Bottom line: kids are far more likely to sign up for something if they know who is in charge. They are definitely more likely to sign up for something that they perceive as fun and rewarding (and altar serving should be fun and rewarding. If it’s not, you’re doing something wrong. Or as I like to put it: we do a serious thing in a fun way!) I don’t put notices for sign-up in my church bulletin; I find them very impersonal. If you don’t have a school or a Religious Ed program to draw from, talk to your pastor. Ask if you could speak after the announcements for a few moments one Sunday. Let them see you and get to know you. You might be shocked who shows up!
2) Get to know the kids and I don’t just mean their names!
I have nearly 140 altar servers in my program. I make it my goal every year to learn every single name of everyone involved with my program. Then, I try to get to know them. I find out their favorite TV shows, video games, foods, sports, activities and music groups. If I’m not already familiar with them, I make sure that I am as soon as I can (I have listened to way too much Taylor Swift and One Direction the past few years). I make sure that every time I see them I ask about their weekend, their soccer team, their science test. I try to let every child know that I am interested in them and how they are doing.
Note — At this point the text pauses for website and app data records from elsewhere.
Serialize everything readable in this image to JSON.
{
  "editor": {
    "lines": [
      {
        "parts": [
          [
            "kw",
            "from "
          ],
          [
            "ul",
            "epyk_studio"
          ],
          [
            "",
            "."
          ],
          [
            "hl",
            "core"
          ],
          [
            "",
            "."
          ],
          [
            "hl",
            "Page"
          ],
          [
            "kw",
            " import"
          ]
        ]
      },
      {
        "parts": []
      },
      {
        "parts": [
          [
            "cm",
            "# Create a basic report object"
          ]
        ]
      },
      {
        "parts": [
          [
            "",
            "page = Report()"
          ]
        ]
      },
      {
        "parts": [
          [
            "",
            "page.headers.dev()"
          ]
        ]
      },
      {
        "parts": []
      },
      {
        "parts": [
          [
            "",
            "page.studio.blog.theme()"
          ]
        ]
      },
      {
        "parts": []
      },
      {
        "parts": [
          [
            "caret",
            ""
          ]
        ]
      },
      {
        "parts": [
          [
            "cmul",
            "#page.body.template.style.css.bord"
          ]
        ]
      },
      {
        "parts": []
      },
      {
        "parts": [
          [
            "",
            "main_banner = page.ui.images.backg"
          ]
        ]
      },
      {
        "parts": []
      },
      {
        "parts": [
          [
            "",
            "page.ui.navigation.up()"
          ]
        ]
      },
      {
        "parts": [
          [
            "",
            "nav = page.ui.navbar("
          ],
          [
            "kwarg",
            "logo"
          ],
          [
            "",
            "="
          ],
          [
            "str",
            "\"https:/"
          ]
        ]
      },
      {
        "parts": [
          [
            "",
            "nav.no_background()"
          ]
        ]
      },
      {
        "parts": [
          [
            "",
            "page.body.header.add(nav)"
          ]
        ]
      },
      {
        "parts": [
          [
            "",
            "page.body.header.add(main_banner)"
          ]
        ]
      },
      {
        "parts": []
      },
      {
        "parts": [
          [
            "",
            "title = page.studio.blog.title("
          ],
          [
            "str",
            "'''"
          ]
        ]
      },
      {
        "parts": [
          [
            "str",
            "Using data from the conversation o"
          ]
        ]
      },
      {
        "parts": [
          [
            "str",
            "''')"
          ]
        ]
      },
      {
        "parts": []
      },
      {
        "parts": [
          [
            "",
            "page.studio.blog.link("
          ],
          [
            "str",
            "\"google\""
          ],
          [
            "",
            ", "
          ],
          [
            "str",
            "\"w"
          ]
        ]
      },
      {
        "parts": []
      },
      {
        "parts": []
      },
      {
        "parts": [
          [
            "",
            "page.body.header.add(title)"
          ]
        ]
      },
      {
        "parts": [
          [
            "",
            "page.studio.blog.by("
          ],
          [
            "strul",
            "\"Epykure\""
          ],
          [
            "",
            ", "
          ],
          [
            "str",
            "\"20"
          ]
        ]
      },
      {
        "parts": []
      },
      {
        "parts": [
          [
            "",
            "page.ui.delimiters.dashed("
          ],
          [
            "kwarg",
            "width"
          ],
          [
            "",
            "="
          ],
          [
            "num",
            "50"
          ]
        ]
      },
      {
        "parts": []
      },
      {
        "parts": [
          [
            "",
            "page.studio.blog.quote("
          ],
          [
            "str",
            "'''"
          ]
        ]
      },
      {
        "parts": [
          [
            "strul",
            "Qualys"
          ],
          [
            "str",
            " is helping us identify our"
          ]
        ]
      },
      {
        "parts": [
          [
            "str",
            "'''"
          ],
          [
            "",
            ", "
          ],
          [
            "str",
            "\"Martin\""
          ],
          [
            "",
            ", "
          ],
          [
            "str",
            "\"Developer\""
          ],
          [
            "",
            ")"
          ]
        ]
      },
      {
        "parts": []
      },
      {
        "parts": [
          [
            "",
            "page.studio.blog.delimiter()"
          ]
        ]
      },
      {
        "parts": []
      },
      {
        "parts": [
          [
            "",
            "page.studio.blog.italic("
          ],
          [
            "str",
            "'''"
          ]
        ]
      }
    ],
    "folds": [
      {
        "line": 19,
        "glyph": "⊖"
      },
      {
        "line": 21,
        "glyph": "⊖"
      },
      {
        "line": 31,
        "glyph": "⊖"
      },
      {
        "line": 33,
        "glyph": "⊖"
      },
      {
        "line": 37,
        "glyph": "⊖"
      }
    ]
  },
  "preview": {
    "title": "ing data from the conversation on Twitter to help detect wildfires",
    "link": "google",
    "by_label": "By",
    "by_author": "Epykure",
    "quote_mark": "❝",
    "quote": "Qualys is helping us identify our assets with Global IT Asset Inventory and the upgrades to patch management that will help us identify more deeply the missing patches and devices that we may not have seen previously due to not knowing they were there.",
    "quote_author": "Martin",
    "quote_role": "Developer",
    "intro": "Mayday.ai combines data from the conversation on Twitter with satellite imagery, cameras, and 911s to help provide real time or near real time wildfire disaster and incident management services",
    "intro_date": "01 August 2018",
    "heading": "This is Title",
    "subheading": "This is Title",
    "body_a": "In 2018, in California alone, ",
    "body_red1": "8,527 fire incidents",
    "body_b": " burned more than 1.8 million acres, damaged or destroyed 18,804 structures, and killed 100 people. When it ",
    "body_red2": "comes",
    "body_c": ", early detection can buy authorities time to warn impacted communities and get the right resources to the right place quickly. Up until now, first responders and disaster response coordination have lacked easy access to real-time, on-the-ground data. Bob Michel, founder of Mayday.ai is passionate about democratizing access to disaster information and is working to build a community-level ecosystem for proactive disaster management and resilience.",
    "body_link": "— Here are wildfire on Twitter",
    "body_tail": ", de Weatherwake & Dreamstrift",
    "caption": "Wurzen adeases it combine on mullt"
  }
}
However, if you want to connect with the kids on a real level, you have to be willing to share. Never ask kids to tell you about themselves without volunteering something about yourself. For example, every altar server knows that I love Starbursts, Dr. Pepper, Star Wars and Batman. I also talk about my faith, why I love being involved in church and about my crippling fear of ice skating.
It’s important that everyone feel welcome and included in your group. It’s also important that they feel like being there is important and that someone would miss them if they weren’t there. All of that starts with you and the tone that you take as you go about your work.
3) The kids are your audience! The parents are your partners! …